• Problem statement: Tally the lines in the entries below where the string "title" occurs. Reply with the total alone.

• Supplied records:
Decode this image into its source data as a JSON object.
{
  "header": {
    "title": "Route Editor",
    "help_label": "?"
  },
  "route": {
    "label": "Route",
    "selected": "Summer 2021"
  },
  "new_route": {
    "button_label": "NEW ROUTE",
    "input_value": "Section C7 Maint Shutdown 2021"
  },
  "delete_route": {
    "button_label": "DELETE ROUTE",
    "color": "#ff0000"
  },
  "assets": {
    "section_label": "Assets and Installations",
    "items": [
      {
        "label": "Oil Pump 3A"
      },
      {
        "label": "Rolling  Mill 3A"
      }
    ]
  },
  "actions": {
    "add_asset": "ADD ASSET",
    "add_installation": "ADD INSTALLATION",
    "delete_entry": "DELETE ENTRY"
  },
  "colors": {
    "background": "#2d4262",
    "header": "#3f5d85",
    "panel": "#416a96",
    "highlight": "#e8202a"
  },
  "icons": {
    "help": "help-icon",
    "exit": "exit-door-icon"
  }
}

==

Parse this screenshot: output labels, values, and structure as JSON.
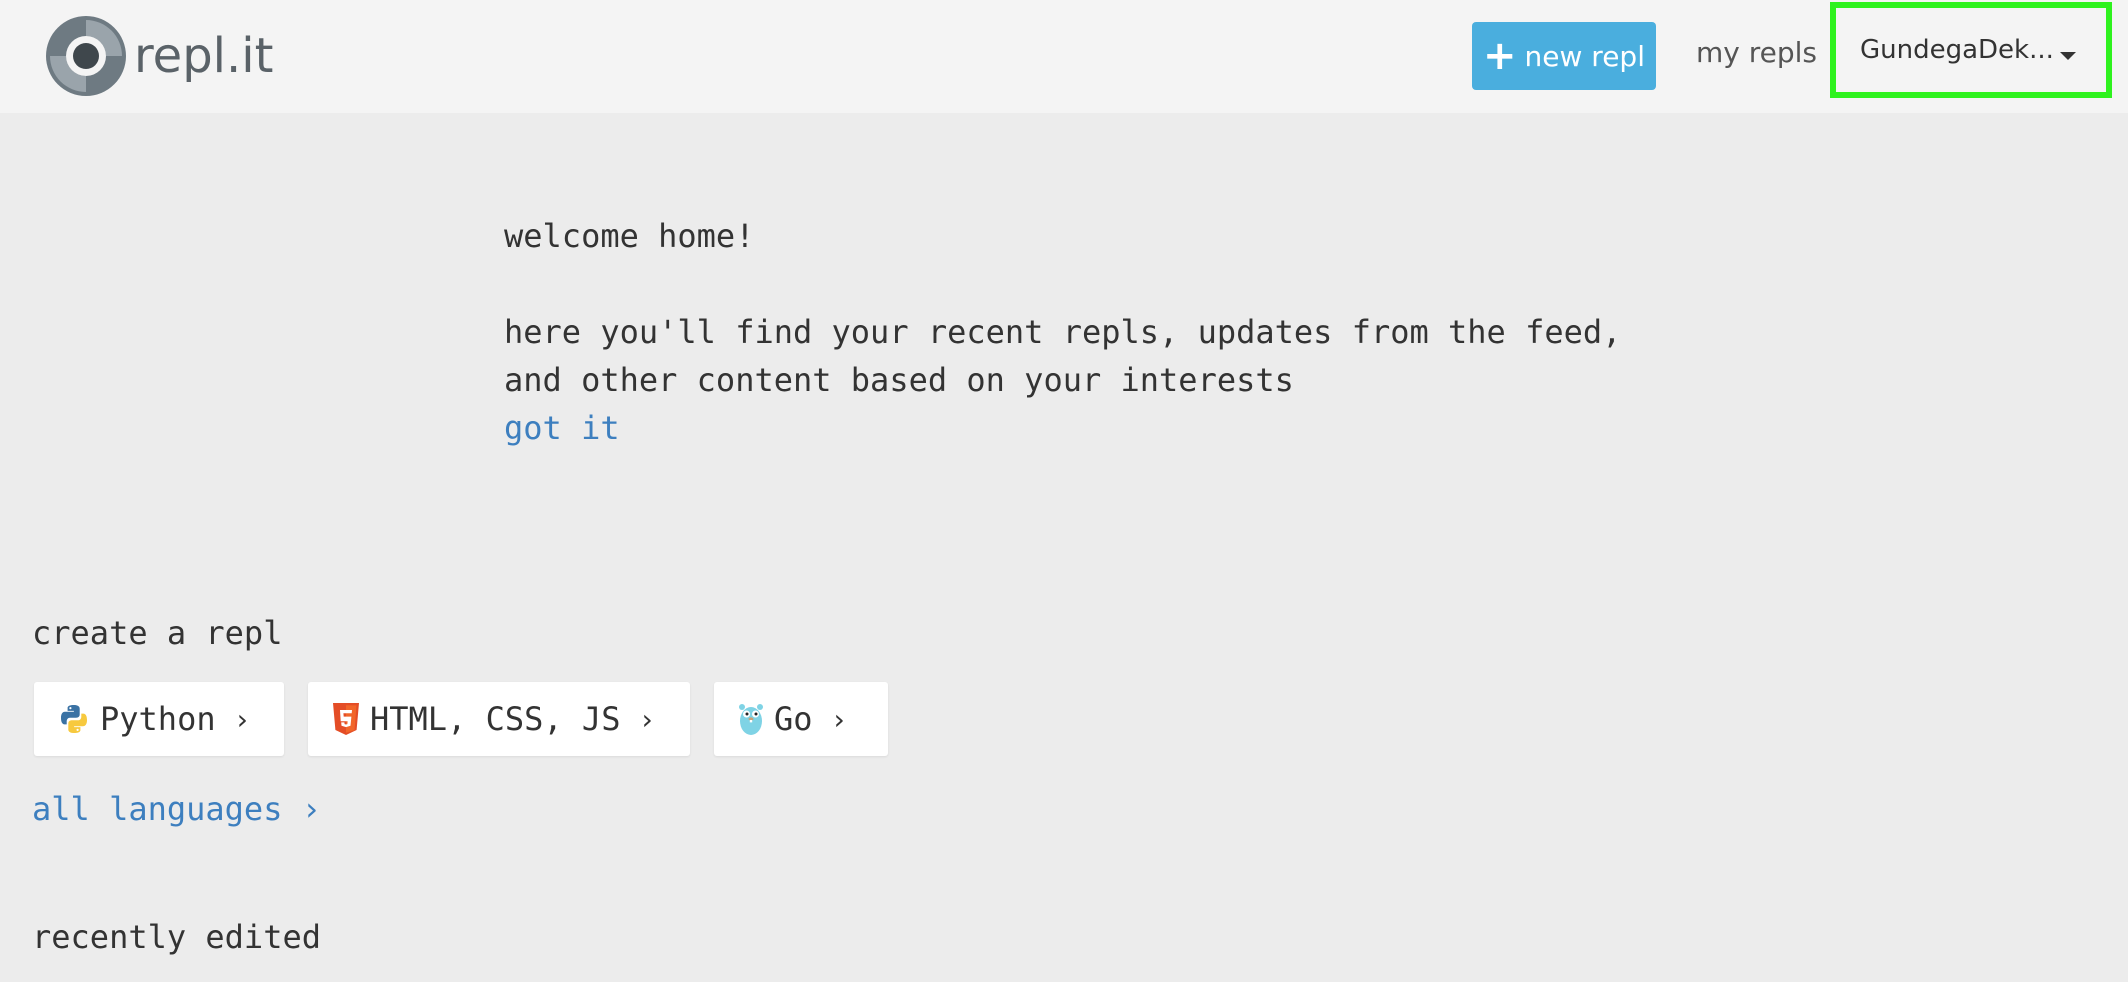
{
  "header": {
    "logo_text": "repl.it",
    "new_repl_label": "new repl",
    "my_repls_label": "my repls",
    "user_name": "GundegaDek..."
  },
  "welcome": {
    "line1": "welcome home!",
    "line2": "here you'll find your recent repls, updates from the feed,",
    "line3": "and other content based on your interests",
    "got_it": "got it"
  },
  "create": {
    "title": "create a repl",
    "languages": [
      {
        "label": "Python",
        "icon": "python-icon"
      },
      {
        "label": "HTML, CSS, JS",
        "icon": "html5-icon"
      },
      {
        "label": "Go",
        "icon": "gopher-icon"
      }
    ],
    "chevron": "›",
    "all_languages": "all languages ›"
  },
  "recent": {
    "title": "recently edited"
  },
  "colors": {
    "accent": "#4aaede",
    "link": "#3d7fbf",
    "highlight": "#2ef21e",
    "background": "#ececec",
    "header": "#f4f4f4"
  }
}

• Exercise result: 3